There are currently options under Canada’s Criminal Code to fight such sharing, but B.C.’s Parliamentary Secretary for Gender Equity, Grace Lore, says the province has noticed some gaps in what’s available.

“The internet moves fast, and the criminal justice system often does not. Beyond that, the criminal process is not driven by survivors, it relies on police and Crown Counsel. We also want to make sure that things that aren’t covered right now, explicitly, including the threat to share images, or the sharing or altered images – or deep fakes – are covered,” she tells NEWS 1130.

She admits there will be some challenges ahead, as the internet is vast.

“The internet doesn’t recognize the borders of British Columbia, it doesn’t recognize national borders. The hope – and again, we’re in the consultation phase of this – is that we have a system so that folks are able to get an injunction to have an image declared unlawful, to seek its removal and de-indexing, not contingent on where the poster is. Rather, that that image, wherever it’s posted from, can be extremely harmful,” she notes.

Lore says a made-in-B.C. option will be complementary to what’s currently available, and that it will mean more tools for survivors and support groups to access.

“We’re having consultations for the next month-and-a-half or so, having conversations with service providers, those who are working on the front lines, survivors themselves, sex workers, experts, and we want to make sure that we get that right. We want to make sure we get that right.”

Victims need to be able to choose their own path: WAWAV

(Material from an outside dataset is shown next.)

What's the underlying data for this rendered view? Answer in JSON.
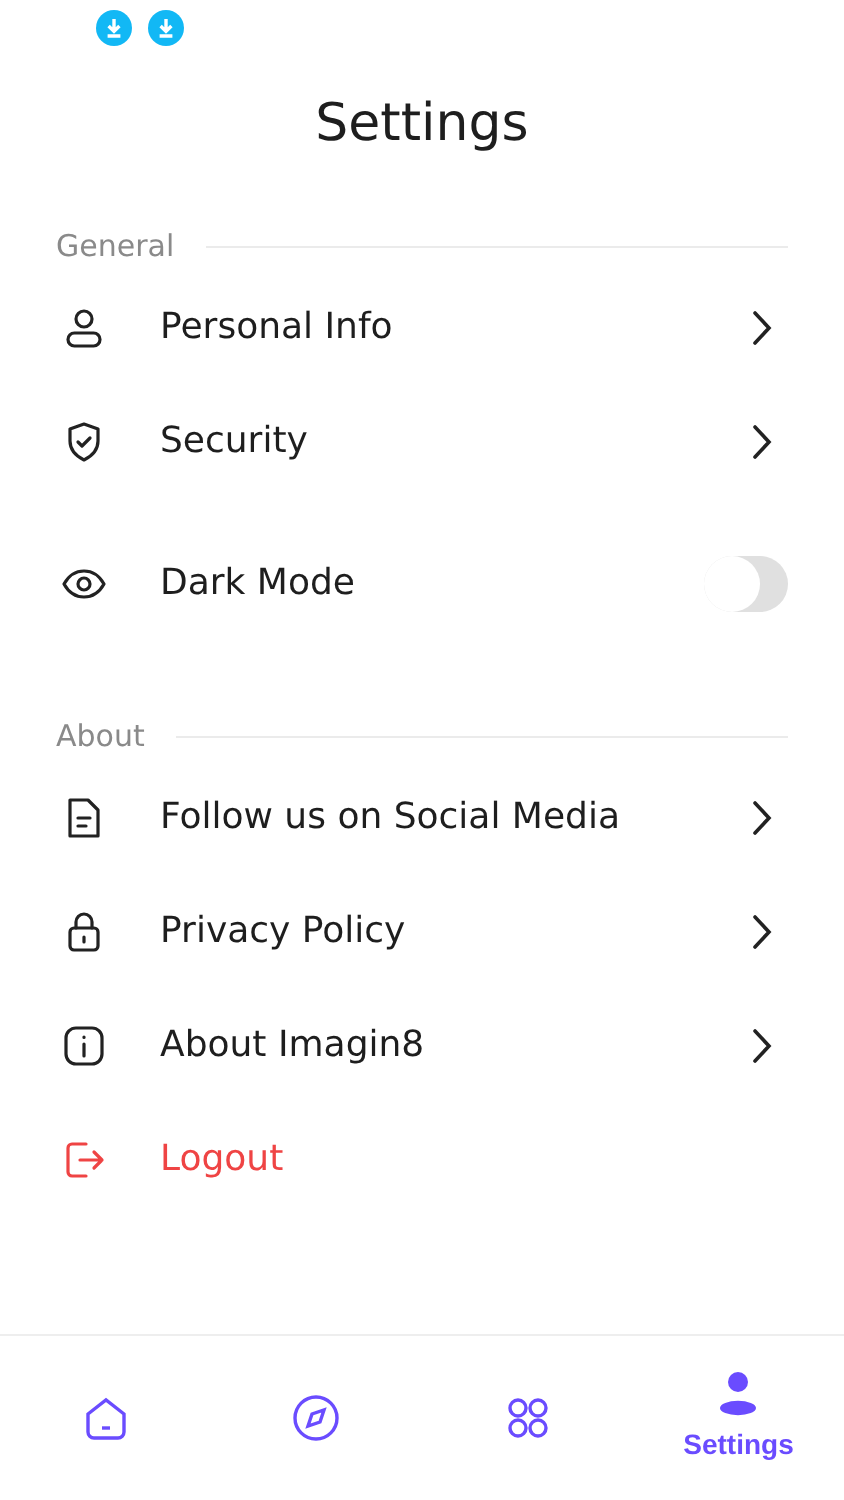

Dalya Israel is the CEO of Women Against Violence Against Women and says the move is a good step, and that broadening the tools available to survivors is far better than maintaining the status quo.

“We believe that survivors need to have their own path to justice, and so ensuring that survivors have access to the things they need, and that they can determine what those needs are along the way. We know that sexual assault and, by extension, revenge porn and image abuse can continue to take away survivors’ autonomy over their bodies. We believe any legislation that’s going to be crafted needs to centre supporting survivors to regain autonomy.”

While she agrees that the internet is quite broad and that it will pose some challenges, moves need to be made.

“We really need to consider in the meantime how we can meet survivors where they’re at and provide resources and tools. I think there’s other pieces of education that we can do with folks about how borderless the internet is, so that we’re increasing information by sharing info about the internet,” she tells NEWS 1130.

RELATED: Manitoba RCMP tweet blamed victims of revenge porn: advocate

In a release from the Government of British Columbia – and citing stats reported by Cybertip.ca, reported cases of non-consensual disclosure of intimate images increased by 58% by the start of 2021, compared to the nine-month period before April 2021. This included a 94 per cent increase in young people reporting, and a 44 per cent increase in adults reporting.

“This issue has only been amplified in the context of COVID-19, with more people spending time online” says Lore, “we need to make sure folks are protected and have options.”

If you would like to provide feedback, you’re invited to email imageprivacy@gov.bc.ca